*** Provided information ***
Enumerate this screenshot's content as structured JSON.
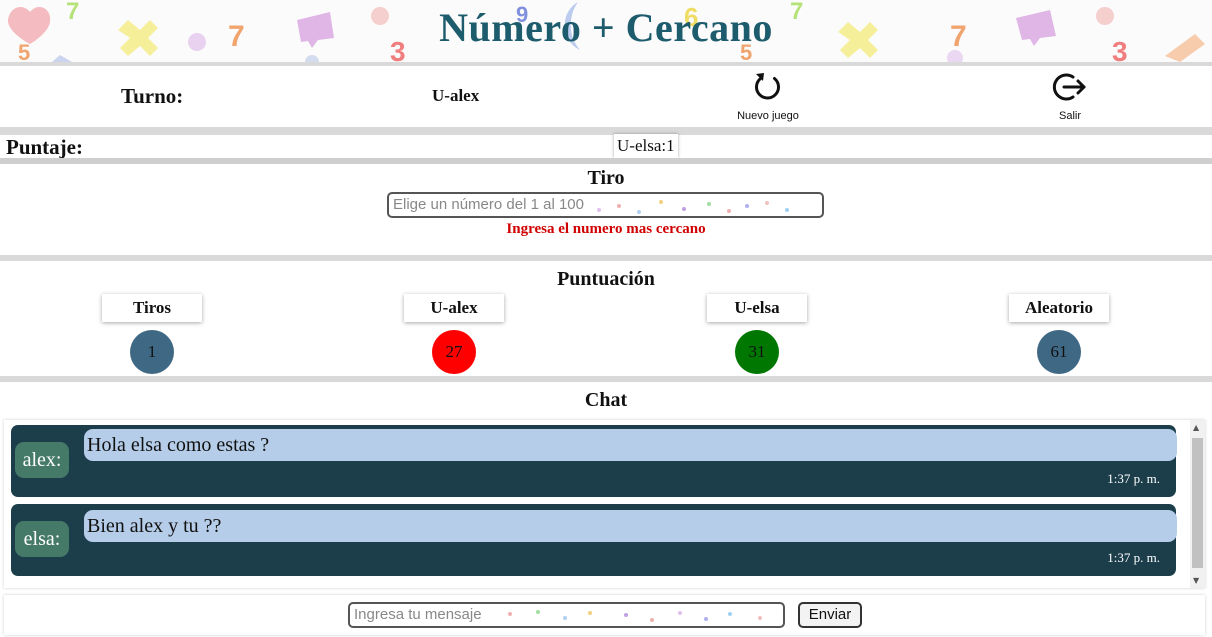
{
  "app": {
    "title": "Número + Cercano",
    "colors": {
      "title": "#1d5c6c",
      "chat_bg": "#1c3e4b",
      "bubble": "#b5cde8",
      "name_tag": "#457a69",
      "error": "#d10000"
    }
  },
  "header_decorations": [
    "7",
    "7",
    "5",
    "3",
    "6",
    "9",
    "7",
    "7",
    "3",
    "5"
  ],
  "topbar": {
    "turn_label": "Turno:",
    "turn_value": "U-alex",
    "new_game": {
      "label": "Nuevo juego",
      "icon": "refresh-icon"
    },
    "exit": {
      "label": "Salir",
      "icon": "logout-icon"
    }
  },
  "score": {
    "label": "Puntaje:",
    "value": "U-elsa:1"
  },
  "tiro": {
    "title": "Tiro",
    "placeholder": "Elige un número del 1 al 100",
    "error": "Ingresa el numero mas cercano"
  },
  "puntuacion": {
    "title": "Puntuación",
    "columns": [
      {
        "label": "Tiros",
        "value": "1",
        "color": "#3f6884"
      },
      {
        "label": "U-alex",
        "value": "27",
        "color": "#ff0000"
      },
      {
        "label": "U-elsa",
        "value": "31",
        "color": "#007700"
      },
      {
        "label": "Aleatorio",
        "value": "61",
        "color": "#3f6884"
      }
    ]
  },
  "chat": {
    "title": "Chat",
    "messages": [
      {
        "user": "alex:",
        "text": "Hola elsa como estas ?",
        "time": "1:37 p. m."
      },
      {
        "user": "elsa:",
        "text": "Bien alex y tu ??",
        "time": "1:37 p. m."
      }
    ],
    "input_placeholder": "Ingresa tu mensaje",
    "send_label": "Enviar"
  }
}
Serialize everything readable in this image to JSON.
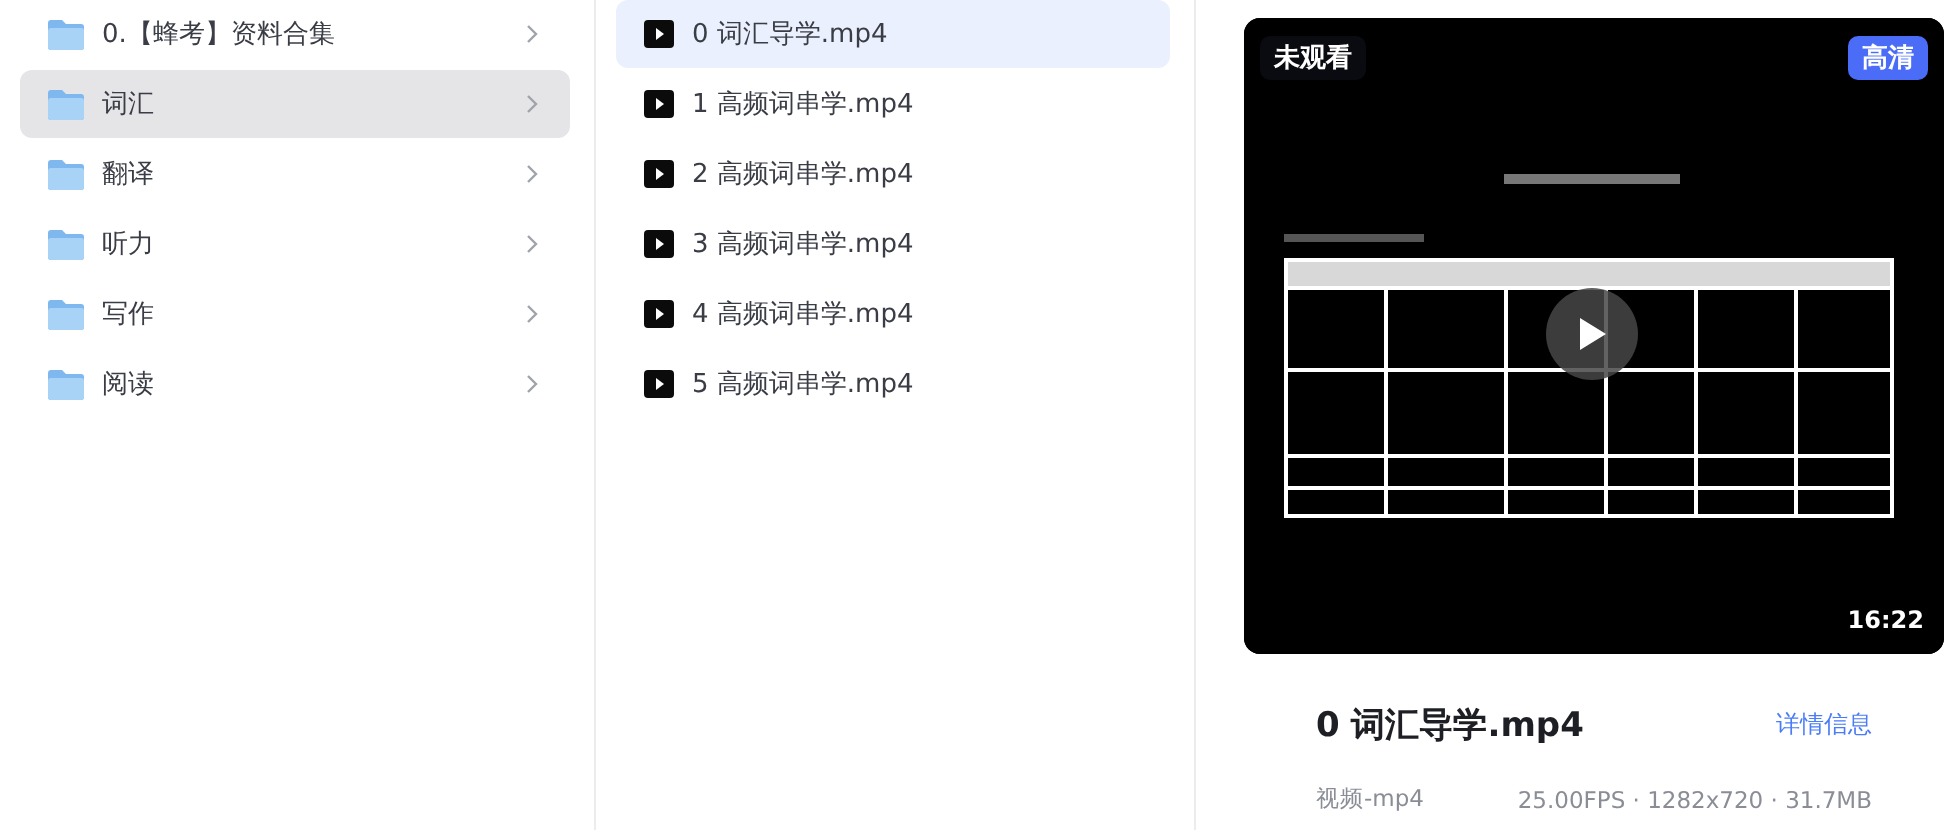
{
  "folders": [
    {
      "name": "0.【蜂考】资料合集",
      "selected": false
    },
    {
      "name": "词汇",
      "selected": true
    },
    {
      "name": "翻译",
      "selected": false
    },
    {
      "name": "听力",
      "selected": false
    },
    {
      "name": "写作",
      "selected": false
    },
    {
      "name": "阅读",
      "selected": false
    }
  ],
  "files": [
    {
      "name": "0 词汇导学.mp4",
      "selected": true
    },
    {
      "name": "1 高频词串学.mp4",
      "selected": false
    },
    {
      "name": "2 高频词串学.mp4",
      "selected": false
    },
    {
      "name": "3 高频词串学.mp4",
      "selected": false
    },
    {
      "name": "4 高频词串学.mp4",
      "selected": false
    },
    {
      "name": "5 高频词串学.mp4",
      "selected": false
    }
  ],
  "preview": {
    "watch_status": "未观看",
    "quality": "高清",
    "duration": "16:22",
    "title": "0 词汇导学.mp4",
    "details_link": "详情信息",
    "type": "视频-mp4",
    "specs": "25.00FPS · 1282x720 · 31.7MB"
  }
}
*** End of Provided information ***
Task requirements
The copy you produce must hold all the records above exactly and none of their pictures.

Exercise response
Enumerate this screenshot's content as structured JSON.
{
  "app": {
    "title": "Número + Cercano",
    "colors": {
      "title": "#1d5c6c",
      "chat_bg": "#1c3e4b",
      "bubble": "#b5cde8",
      "name_tag": "#457a69",
      "error": "#d10000"
    }
  },
  "header_decorations": [
    "7",
    "7",
    "5",
    "3",
    "6",
    "9",
    "7",
    "7",
    "3",
    "5"
  ],
  "topbar": {
    "turn_label": "Turno:",
    "turn_value": "U-alex",
    "new_game": {
      "label": "Nuevo juego",
      "icon": "refresh-icon"
    },
    "exit": {
      "label": "Salir",
      "icon": "logout-icon"
    }
  },
  "score": {
    "label": "Puntaje:",
    "value": "U-elsa:1"
  },
  "tiro": {
    "title": "Tiro",
    "placeholder": "Elige un número del 1 al 100",
    "error": "Ingresa el numero mas cercano"
  },
  "puntuacion": {
    "title": "Puntuación",
    "columns": [
      {
        "label": "Tiros",
        "value": "1",
        "color": "#3f6884"
      },
      {
        "label": "U-alex",
        "value": "27",
        "color": "#ff0000"
      },
      {
        "label": "U-elsa",
        "value": "31",
        "color": "#007700"
      },
      {
        "label": "Aleatorio",
        "value": "61",
        "color": "#3f6884"
      }
    ]
  },
  "chat": {
    "title": "Chat",
    "messages": [
      {
        "user": "alex:",
        "text": "Hola elsa como estas ?",
        "time": "1:37 p. m."
      },
      {
        "user": "elsa:",
        "text": "Bien alex y tu ??",
        "time": "1:37 p. m."
      }
    ],
    "input_placeholder": "Ingresa tu mensaje",
    "send_label": "Enviar"
  }
}
Serialize everything readable in this image to JSON.
{
  "folders": [
    {
      "name": "0.【蜂考】资料合集",
      "selected": false
    },
    {
      "name": "词汇",
      "selected": true
    },
    {
      "name": "翻译",
      "selected": false
    },
    {
      "name": "听力",
      "selected": false
    },
    {
      "name": "写作",
      "selected": false
    },
    {
      "name": "阅读",
      "selected": false
    }
  ],
  "files": [
    {
      "name": "0 词汇导学.mp4",
      "selected": true
    },
    {
      "name": "1 高频词串学.mp4",
      "selected": false
    },
    {
      "name": "2 高频词串学.mp4",
      "selected": false
    },
    {
      "name": "3 高频词串学.mp4",
      "selected": false
    },
    {
      "name": "4 高频词串学.mp4",
      "selected": false
    },
    {
      "name": "5 高频词串学.mp4",
      "selected": false
    }
  ],
  "preview": {
    "watch_status": "未观看",
    "quality": "高清",
    "duration": "16:22",
    "title": "0 词汇导学.mp4",
    "details_link": "详情信息",
    "type": "视频-mp4",
    "specs": "25.00FPS · 1282x720 · 31.7MB"
  }
}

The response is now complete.